20 Percent of Australians Report Experiencing Age Related Discrimination
Recently published research has shown that the occurrence of older workers in Australia being subjected to age related discrimination in the workplace has almost doubled in the past five years.
According to the Australian Seniors Series: Ageing in the Workforce 2021 report, one in five workers which makes up 20.7 percent aged over 50 report to have encountered age discrimination in the workplace. These figures are twice as many compared to 2016 which was reported at 9.6 percent. Just over 40 percent surveyed admit to feeling patronised in the workplace because of their age.
Regardless of the prevalence of ageism, over three quarters of Australians aged over 50 want to continue working indefinitely and almost 90 percent of retirees plan to re-enter the workforce in the future. When surveyed respondents said that Finance was the number one reason for wanting to re-enter the workforce. This was followed by missing their job, boredom and a lack of social connection.
“Over one in two seniors feel that Covid has made it harder to get work, and close to one in five feel that recent events have impacted their retirement plans, so it's bringing a lot of uncertainty into their working life. In response to this, we actually see that one in four seniors admit to trying to make themselves look younger in the workplace or when they're applying for jobs. That includes things from dying their hair, wearing the latest fashion, getting the latest haircut and makeup styles,” said Tai Mavins, social research expert who spoke at a recent virtual roundtable event which discussed ways to address ageism in the workplace.
Older workers are also becoming increasingly proactive at upskilling to keep up with advancing industry trends, with many branching out into new career paths.
“We found that close to three in five seniors, plan to or already have reskilled or sought further training to improve their prospects since turning 50. What's probably most interesting about that is as many as half of those people who are looking to reskill have done that in new areas, so they're really expanding their horizons and moving beyond past roles,” said Mr. Mavins.
The findings from the research illustrates that the desire to work and to continue learning is there. Similar to many other countries across the world, Australia has an ageing population, and the rising cost of living means people are working till later in life. It is therefore clear that HR leaders must do more to address the causes of age discrimination and generate a truly inclusive workplace.
Organisational psychologist Humphrey Armstrong believes that most of the problem related to ageism is linked to the commonly held misconceptions, such as; older employees costing more, being more difficult to train, or being resistant to change.

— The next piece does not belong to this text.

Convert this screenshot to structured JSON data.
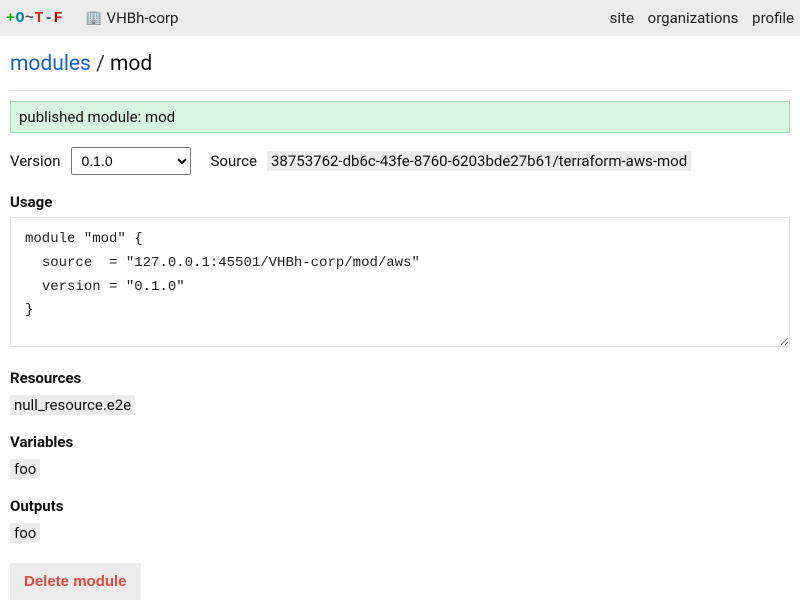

“I think one of the fascinating things is that emotional intelligence, or emotional capabilities actually increase with age well into a person’s 70s,” he said. “In terms of resistance to change, I think if older people who know why change is needed and how to change they are prepared to jump on board,” says Humphrey Armstrong.
Humphrey Armstrong said that twice as many start-ups are initiated by over 50s than people in their twenties. Furthermore, there is a massive amount of value in the learned knowledge, intuition and life experience of an older worker. For the workforce to become more inclusive of all ages, ageism needs to be more widely talked about.
“We hear a lot about gender diversity, especially over the last few months, but in fact, age diversity is often ignored. We've got to actually bring that in and really reinforce the issue,” Armstrong said. “Research studies show that diversity is an incredible advantage in organisational life, it increases profitability, creativity, enhances governance, and it also enables better problem solving. Emotional intelligence can increase with age so there’s this huge resource where older people are, in fact, very valuable and very skilled at handling tricky interpersonal problems and generally they are better able to cope with ambiguity.” says Humphrey Armstrong.